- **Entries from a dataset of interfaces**
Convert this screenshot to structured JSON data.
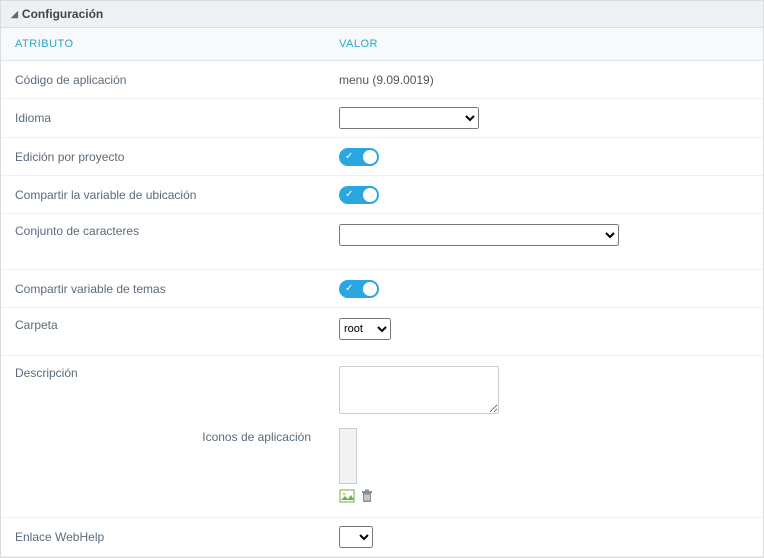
{
  "header": {
    "title": "Configuración"
  },
  "columns": {
    "attr": "ATRIBUTO",
    "val": "VALOR"
  },
  "rows": {
    "appcode": {
      "label": "Código de aplicación",
      "value": "menu (9.09.0019)"
    },
    "idioma": {
      "label": "Idioma",
      "value": ""
    },
    "edicion": {
      "label": "Edición por proyecto",
      "on": true
    },
    "compvar": {
      "label": "Compartir la variable de ubicación",
      "on": true
    },
    "charset": {
      "label": "Conjunto de caracteres",
      "value": ""
    },
    "comptema": {
      "label": "Compartir variable de temas",
      "on": true
    },
    "carpeta": {
      "label": "Carpeta",
      "value": "root",
      "options": [
        "root"
      ]
    },
    "desc": {
      "label": "Descripción",
      "value": ""
    },
    "iconos": {
      "label": "Iconos de aplicación"
    },
    "webhelp": {
      "label": "Enlace WebHelp",
      "value": ""
    }
  }
}
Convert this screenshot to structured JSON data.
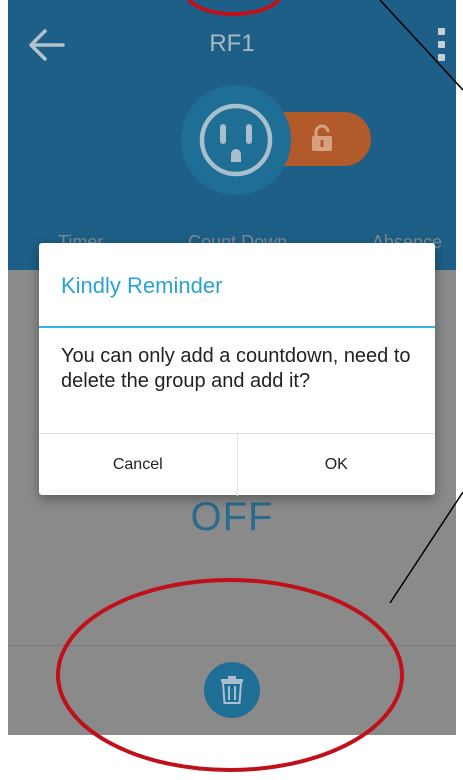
{
  "header": {
    "title": "RF1",
    "back_icon": "arrow-left-icon",
    "menu_icon": "more-vert-icon"
  },
  "device": {
    "outlet_icon": "power-outlet-icon",
    "lock_icon": "unlock-icon",
    "lock_color": "#b35a2b"
  },
  "mode_tabs": [
    "Timer",
    "Count Down",
    "Absence"
  ],
  "status": {
    "state": "OFF"
  },
  "dialog": {
    "title": "Kindly Reminder",
    "message": "You can only add a countdown, need to delete the group and add it?",
    "cancel_label": "Cancel",
    "ok_label": "OK"
  },
  "bottom": {
    "delete_icon": "trash-icon"
  },
  "colors": {
    "header_bg": "#1d5f86",
    "accent": "#33b5e5",
    "annotation_red": "#c0101a"
  }
}
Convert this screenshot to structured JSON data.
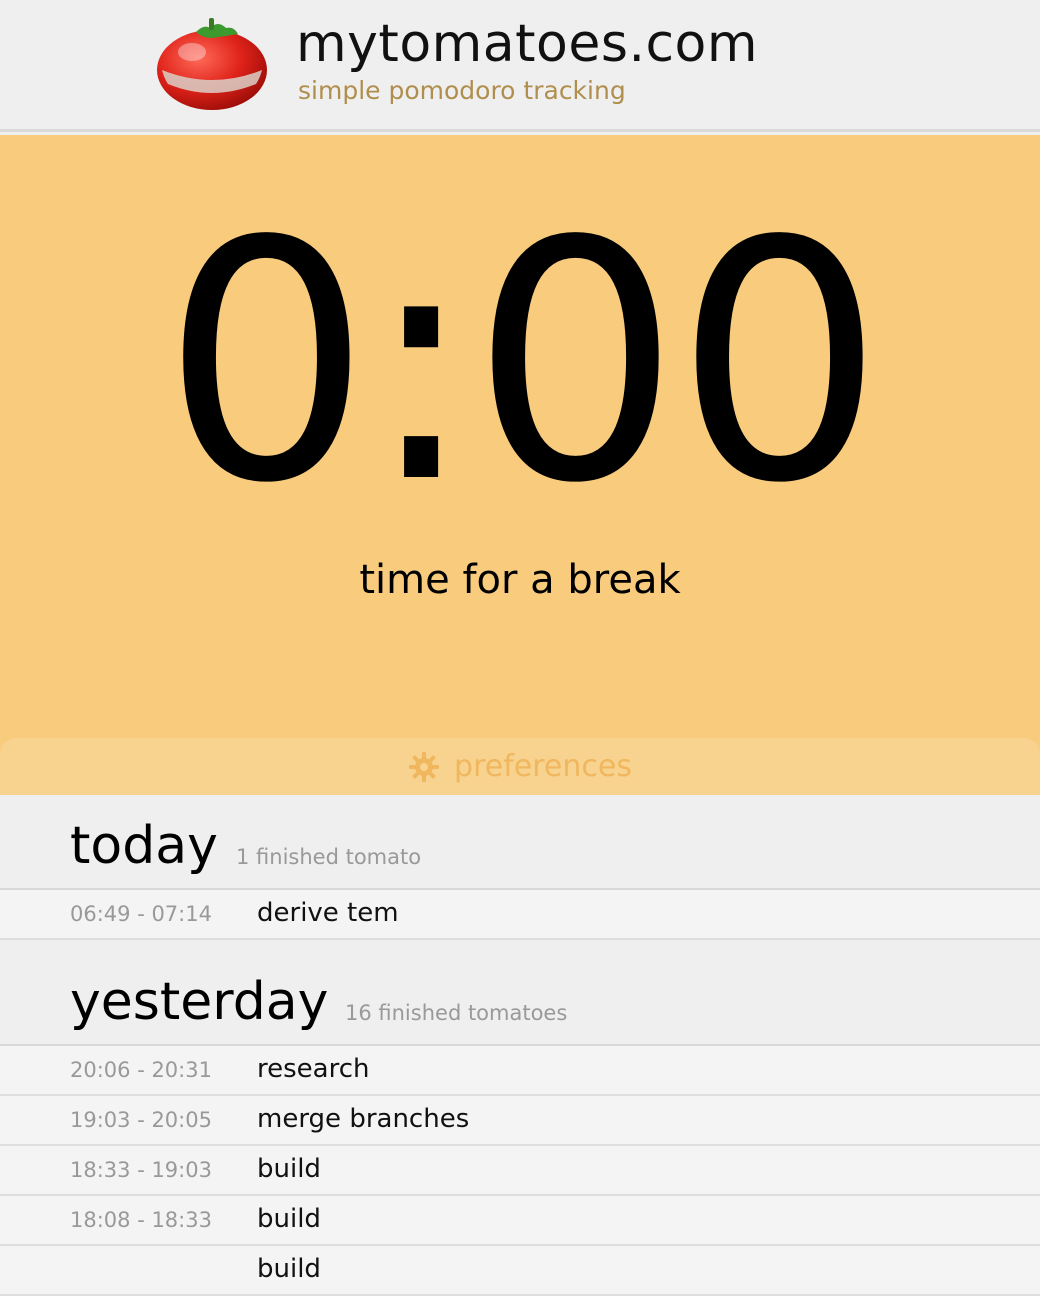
{
  "header": {
    "title": "mytomatoes.com",
    "subtitle": "simple pomodoro tracking",
    "logo_icon": "tomato-timer-icon"
  },
  "timer": {
    "display": "0:00",
    "status": "time for a break",
    "preferences_label": "preferences",
    "preferences_icon": "gear-icon"
  },
  "colors": {
    "timer_background": "#f8cb7d",
    "preferences_bar": "#f7d38f",
    "subtitle": "#b08f4e",
    "muted_text": "#999999"
  },
  "history": {
    "today": {
      "title": "today",
      "count": "1 finished tomato",
      "items": [
        {
          "time": "06:49 - 07:14",
          "task": "derive tem"
        }
      ]
    },
    "yesterday": {
      "title": "yesterday",
      "count": "16 finished tomatoes",
      "items": [
        {
          "time": "20:06 - 20:31",
          "task": "research"
        },
        {
          "time": "19:03 - 20:05",
          "task": "merge branches"
        },
        {
          "time": "18:33 - 19:03",
          "task": "build"
        },
        {
          "time": "18:08 - 18:33",
          "task": "build"
        },
        {
          "time": "",
          "task": "build"
        }
      ]
    }
  }
}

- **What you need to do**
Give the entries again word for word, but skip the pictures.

- **Final answer**
Convert this screenshot to structured JSON data.
{
  "header": {
    "title": "Configuración"
  },
  "columns": {
    "attr": "ATRIBUTO",
    "val": "VALOR"
  },
  "rows": {
    "appcode": {
      "label": "Código de aplicación",
      "value": "menu (9.09.0019)"
    },
    "idioma": {
      "label": "Idioma",
      "value": ""
    },
    "edicion": {
      "label": "Edición por proyecto",
      "on": true
    },
    "compvar": {
      "label": "Compartir la variable de ubicación",
      "on": true
    },
    "charset": {
      "label": "Conjunto de caracteres",
      "value": ""
    },
    "comptema": {
      "label": "Compartir variable de temas",
      "on": true
    },
    "carpeta": {
      "label": "Carpeta",
      "value": "root",
      "options": [
        "root"
      ]
    },
    "desc": {
      "label": "Descripción",
      "value": ""
    },
    "iconos": {
      "label": "Iconos de aplicación"
    },
    "webhelp": {
      "label": "Enlace WebHelp",
      "value": ""
    }
  }
}
Convert this screenshot to structured JSON data.
{
  "header": {
    "title": "RF1",
    "back_icon": "arrow-left-icon",
    "menu_icon": "more-vert-icon"
  },
  "device": {
    "outlet_icon": "power-outlet-icon",
    "lock_icon": "unlock-icon",
    "lock_color": "#b35a2b"
  },
  "mode_tabs": [
    "Timer",
    "Count Down",
    "Absence"
  ],
  "status": {
    "state": "OFF"
  },
  "dialog": {
    "title": "Kindly Reminder",
    "message": "You can only add a countdown, need to delete the group and add it?",
    "cancel_label": "Cancel",
    "ok_label": "OK"
  },
  "bottom": {
    "delete_icon": "trash-icon"
  },
  "colors": {
    "header_bg": "#1d5f86",
    "accent": "#33b5e5",
    "annotation_red": "#c0101a"
  }
}
Convert this screenshot to structured JSON data.
{
  "header": {
    "title": "mytomatoes.com",
    "subtitle": "simple pomodoro tracking",
    "logo_icon": "tomato-timer-icon"
  },
  "timer": {
    "display": "0:00",
    "status": "time for a break",
    "preferences_label": "preferences",
    "preferences_icon": "gear-icon"
  },
  "colors": {
    "timer_background": "#f8cb7d",
    "preferences_bar": "#f7d38f",
    "subtitle": "#b08f4e",
    "muted_text": "#999999"
  },
  "history": {
    "today": {
      "title": "today",
      "count": "1 finished tomato",
      "items": [
        {
          "time": "06:49 - 07:14",
          "task": "derive tem"
        }
      ]
    },
    "yesterday": {
      "title": "yesterday",
      "count": "16 finished tomatoes",
      "items": [
        {
          "time": "20:06 - 20:31",
          "task": "research"
        },
        {
          "time": "19:03 - 20:05",
          "task": "merge branches"
        },
        {
          "time": "18:33 - 19:03",
          "task": "build"
        },
        {
          "time": "18:08 - 18:33",
          "task": "build"
        },
        {
          "time": "",
          "task": "build"
        }
      ]
    }
  }
}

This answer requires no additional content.